*Exercise:* If a line below contains the string "chevron", copy it out.

*Information supplied:*
[Start of Attachment]
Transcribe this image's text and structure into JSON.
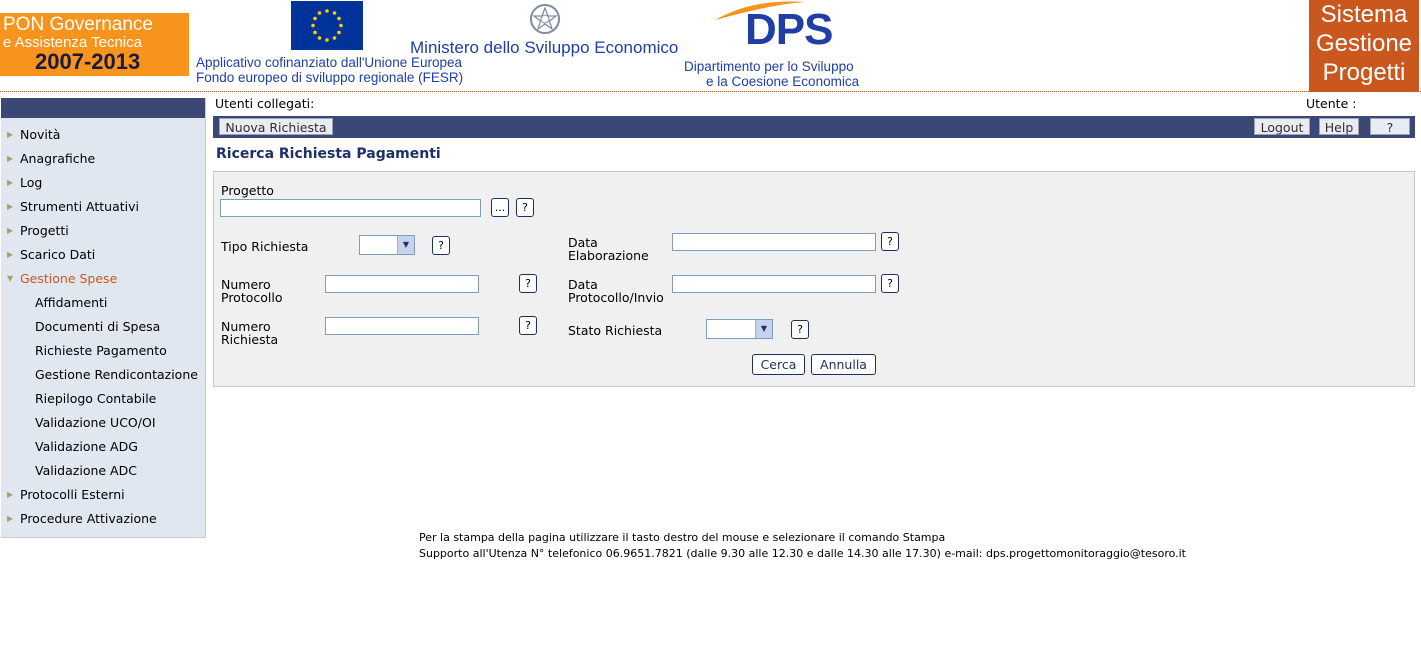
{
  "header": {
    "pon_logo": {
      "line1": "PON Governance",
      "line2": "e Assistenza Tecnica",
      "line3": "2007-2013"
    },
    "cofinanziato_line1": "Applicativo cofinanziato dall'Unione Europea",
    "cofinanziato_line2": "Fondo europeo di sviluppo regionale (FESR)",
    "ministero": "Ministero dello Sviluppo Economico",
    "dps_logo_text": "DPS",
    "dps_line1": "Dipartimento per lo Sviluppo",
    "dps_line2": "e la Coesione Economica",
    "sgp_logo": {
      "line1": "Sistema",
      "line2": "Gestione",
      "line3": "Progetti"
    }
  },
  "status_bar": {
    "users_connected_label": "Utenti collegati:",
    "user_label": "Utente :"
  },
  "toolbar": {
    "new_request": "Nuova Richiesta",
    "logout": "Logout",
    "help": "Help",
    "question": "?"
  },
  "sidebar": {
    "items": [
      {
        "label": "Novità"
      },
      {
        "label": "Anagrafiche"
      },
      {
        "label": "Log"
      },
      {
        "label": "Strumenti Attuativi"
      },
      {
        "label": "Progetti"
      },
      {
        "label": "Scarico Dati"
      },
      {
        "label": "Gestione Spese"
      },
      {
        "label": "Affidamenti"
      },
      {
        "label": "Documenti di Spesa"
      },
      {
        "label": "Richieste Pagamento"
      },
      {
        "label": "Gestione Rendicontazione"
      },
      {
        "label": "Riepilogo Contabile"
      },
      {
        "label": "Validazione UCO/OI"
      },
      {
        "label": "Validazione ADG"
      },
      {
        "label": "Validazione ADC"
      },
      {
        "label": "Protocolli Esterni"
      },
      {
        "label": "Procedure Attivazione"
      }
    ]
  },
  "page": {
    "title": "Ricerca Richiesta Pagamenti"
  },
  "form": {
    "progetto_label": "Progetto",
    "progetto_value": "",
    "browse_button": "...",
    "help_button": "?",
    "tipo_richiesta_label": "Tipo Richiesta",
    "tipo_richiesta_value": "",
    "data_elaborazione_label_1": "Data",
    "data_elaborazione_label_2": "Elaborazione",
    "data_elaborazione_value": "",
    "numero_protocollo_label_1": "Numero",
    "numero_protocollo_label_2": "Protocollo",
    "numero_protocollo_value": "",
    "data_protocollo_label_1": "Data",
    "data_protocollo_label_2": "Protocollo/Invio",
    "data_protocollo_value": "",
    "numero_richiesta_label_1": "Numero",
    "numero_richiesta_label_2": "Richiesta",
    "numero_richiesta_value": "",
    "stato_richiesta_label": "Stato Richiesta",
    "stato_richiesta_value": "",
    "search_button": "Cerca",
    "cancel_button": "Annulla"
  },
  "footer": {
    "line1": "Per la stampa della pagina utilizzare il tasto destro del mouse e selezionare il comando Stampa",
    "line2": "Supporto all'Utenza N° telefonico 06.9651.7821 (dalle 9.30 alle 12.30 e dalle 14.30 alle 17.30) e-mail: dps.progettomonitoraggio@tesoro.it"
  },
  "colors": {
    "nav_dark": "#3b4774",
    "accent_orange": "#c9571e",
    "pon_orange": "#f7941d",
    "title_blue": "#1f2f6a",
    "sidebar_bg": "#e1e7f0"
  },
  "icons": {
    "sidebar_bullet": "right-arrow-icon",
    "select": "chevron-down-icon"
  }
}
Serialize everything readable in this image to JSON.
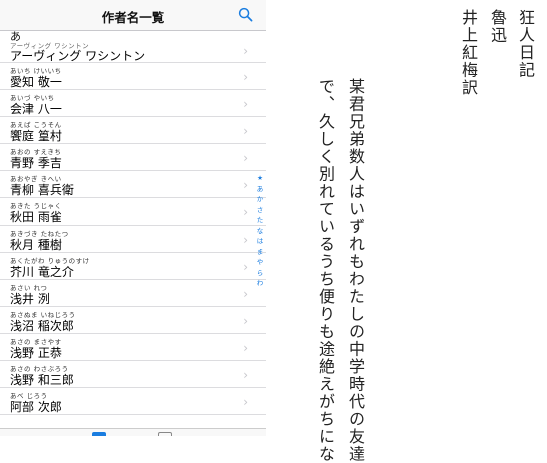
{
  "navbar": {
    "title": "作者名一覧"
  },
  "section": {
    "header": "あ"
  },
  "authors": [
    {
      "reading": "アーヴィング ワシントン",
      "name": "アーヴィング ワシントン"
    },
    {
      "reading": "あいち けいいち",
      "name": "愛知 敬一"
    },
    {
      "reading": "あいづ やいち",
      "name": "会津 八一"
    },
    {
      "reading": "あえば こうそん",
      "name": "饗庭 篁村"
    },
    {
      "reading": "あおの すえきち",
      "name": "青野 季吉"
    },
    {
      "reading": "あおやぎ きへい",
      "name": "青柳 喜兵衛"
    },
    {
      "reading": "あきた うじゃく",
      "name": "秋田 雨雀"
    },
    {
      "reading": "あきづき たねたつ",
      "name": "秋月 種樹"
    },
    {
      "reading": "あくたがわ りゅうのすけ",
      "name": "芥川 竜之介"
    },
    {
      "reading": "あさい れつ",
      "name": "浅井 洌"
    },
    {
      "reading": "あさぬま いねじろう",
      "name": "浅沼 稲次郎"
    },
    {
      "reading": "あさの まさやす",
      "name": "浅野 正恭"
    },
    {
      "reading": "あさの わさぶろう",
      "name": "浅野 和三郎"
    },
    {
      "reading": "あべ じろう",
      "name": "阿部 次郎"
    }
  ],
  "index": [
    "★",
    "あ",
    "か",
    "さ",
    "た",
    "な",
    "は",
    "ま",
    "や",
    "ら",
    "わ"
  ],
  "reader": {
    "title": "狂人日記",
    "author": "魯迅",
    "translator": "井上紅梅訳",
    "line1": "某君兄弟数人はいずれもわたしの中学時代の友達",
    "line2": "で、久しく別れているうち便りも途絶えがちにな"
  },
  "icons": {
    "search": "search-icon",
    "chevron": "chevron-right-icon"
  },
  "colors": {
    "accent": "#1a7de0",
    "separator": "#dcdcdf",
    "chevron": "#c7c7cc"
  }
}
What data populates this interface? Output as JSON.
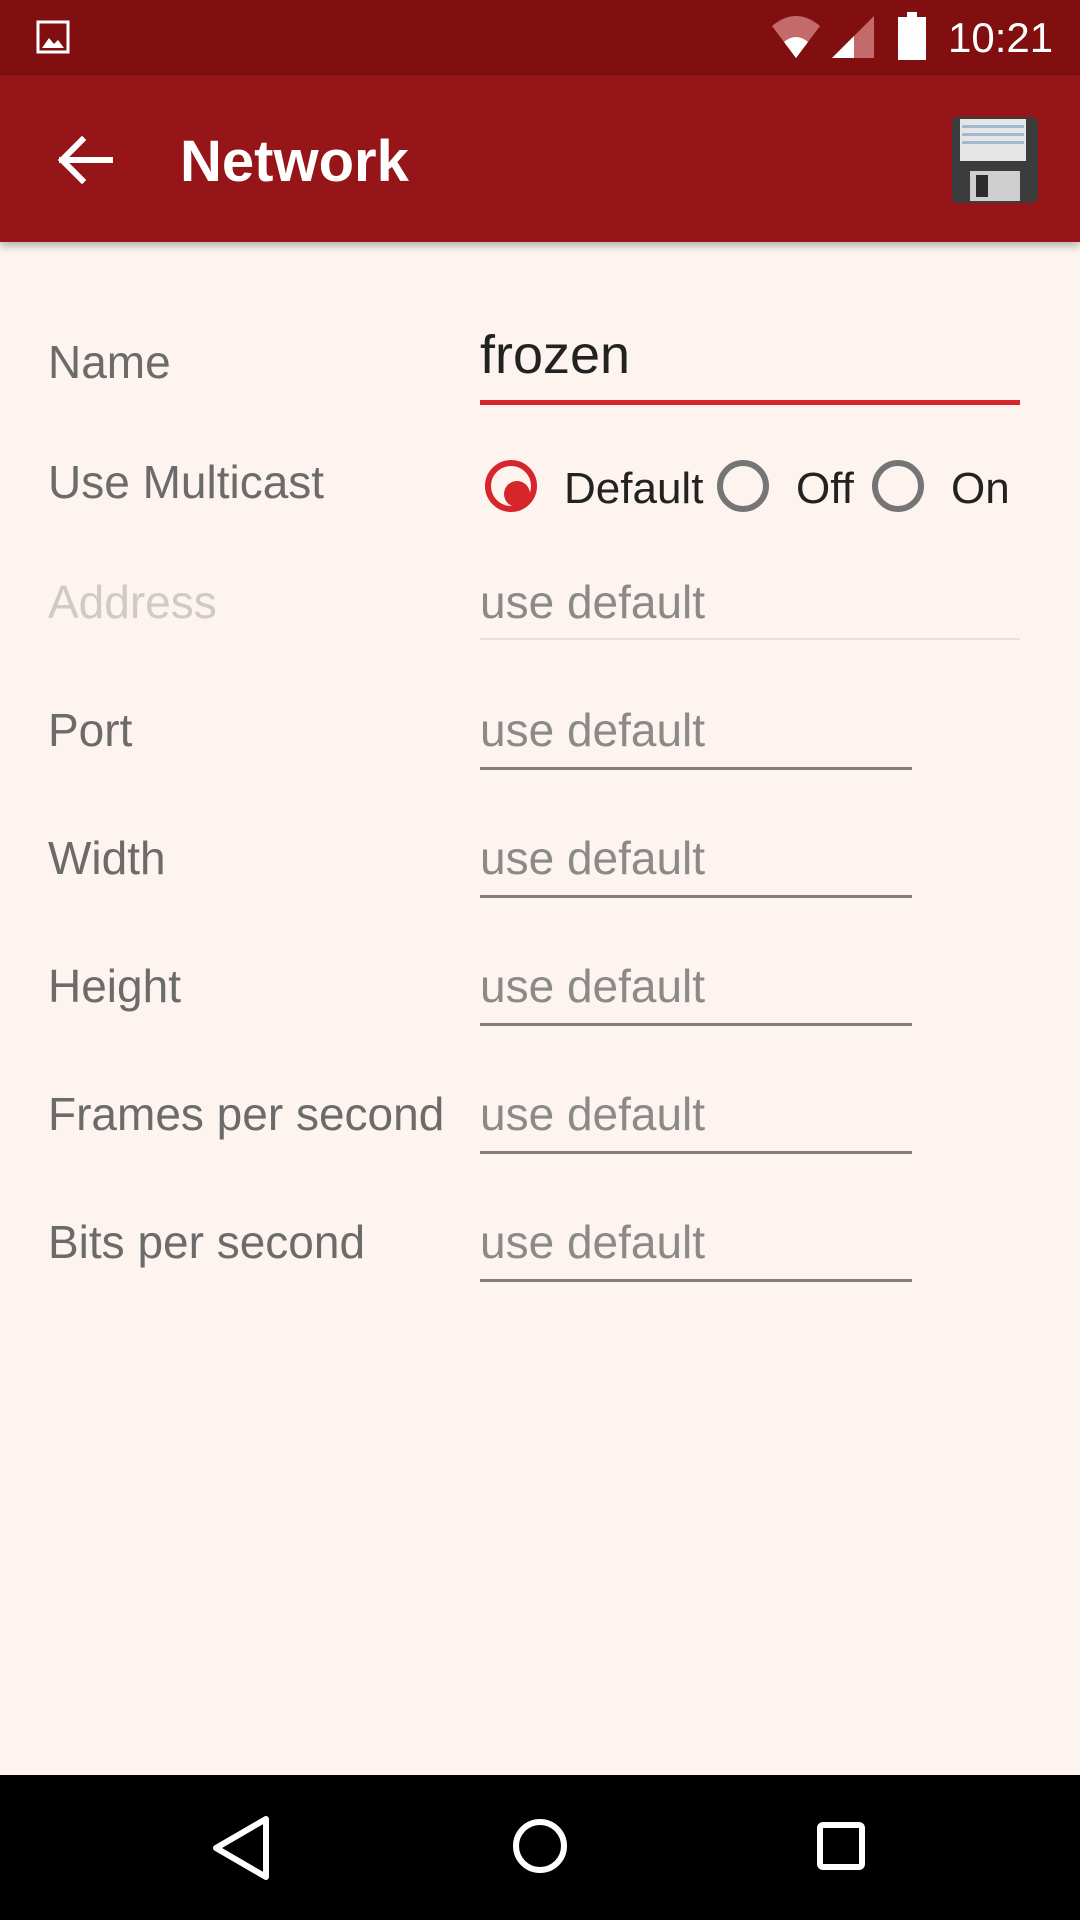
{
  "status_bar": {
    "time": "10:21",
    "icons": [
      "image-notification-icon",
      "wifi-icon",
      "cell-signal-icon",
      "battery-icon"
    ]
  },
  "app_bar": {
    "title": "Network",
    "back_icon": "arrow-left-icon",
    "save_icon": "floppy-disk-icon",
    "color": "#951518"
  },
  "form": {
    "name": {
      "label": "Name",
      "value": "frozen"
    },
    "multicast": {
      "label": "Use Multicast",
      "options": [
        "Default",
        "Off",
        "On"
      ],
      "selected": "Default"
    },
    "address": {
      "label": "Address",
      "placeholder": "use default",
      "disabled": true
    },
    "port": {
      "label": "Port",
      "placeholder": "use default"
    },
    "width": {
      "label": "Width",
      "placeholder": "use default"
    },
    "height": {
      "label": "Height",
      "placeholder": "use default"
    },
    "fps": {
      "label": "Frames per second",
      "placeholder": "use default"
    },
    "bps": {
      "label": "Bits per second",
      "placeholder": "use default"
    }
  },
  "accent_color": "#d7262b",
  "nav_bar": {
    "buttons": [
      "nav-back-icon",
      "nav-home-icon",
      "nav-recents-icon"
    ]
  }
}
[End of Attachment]
*Expected answer:*
    "select": "chevron-down-icon"
    "chevron": "chevron-right-icon"
    "chevron": "#c7c7cc"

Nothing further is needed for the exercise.